» **TASK ITEM**
Among the lines below, count those with "Blackjack". Give the total alone.

**** SOURCE MATERIAL

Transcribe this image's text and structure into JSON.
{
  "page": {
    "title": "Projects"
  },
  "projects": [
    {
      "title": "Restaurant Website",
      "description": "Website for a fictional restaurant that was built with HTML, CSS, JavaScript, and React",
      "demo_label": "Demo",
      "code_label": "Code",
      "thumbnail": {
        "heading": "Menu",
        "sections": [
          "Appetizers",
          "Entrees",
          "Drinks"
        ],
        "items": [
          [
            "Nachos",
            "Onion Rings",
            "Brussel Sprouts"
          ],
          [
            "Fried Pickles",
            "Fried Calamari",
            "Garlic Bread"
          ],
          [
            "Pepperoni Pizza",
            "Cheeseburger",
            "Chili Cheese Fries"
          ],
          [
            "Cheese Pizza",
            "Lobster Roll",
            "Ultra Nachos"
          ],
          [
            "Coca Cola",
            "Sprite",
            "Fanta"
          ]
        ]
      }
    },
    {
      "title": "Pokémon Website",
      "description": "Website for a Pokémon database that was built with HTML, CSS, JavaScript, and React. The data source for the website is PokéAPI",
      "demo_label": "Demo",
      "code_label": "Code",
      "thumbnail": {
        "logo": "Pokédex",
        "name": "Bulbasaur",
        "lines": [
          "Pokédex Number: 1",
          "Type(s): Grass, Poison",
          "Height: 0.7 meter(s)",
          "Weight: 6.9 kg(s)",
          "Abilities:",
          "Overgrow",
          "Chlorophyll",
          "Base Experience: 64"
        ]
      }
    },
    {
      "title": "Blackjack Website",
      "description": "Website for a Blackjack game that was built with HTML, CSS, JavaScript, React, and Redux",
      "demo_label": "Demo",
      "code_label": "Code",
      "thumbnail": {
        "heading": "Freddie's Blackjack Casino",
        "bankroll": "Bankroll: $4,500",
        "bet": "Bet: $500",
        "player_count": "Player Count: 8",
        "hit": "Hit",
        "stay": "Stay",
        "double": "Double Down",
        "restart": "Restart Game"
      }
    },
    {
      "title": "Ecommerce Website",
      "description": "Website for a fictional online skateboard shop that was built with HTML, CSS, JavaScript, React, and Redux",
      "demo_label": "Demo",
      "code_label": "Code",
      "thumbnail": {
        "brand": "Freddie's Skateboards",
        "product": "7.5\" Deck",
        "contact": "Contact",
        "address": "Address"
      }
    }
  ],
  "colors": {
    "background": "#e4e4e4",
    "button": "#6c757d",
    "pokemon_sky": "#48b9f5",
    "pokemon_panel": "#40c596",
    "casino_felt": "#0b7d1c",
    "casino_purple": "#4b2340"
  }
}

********

» **TASK ANSWER**
3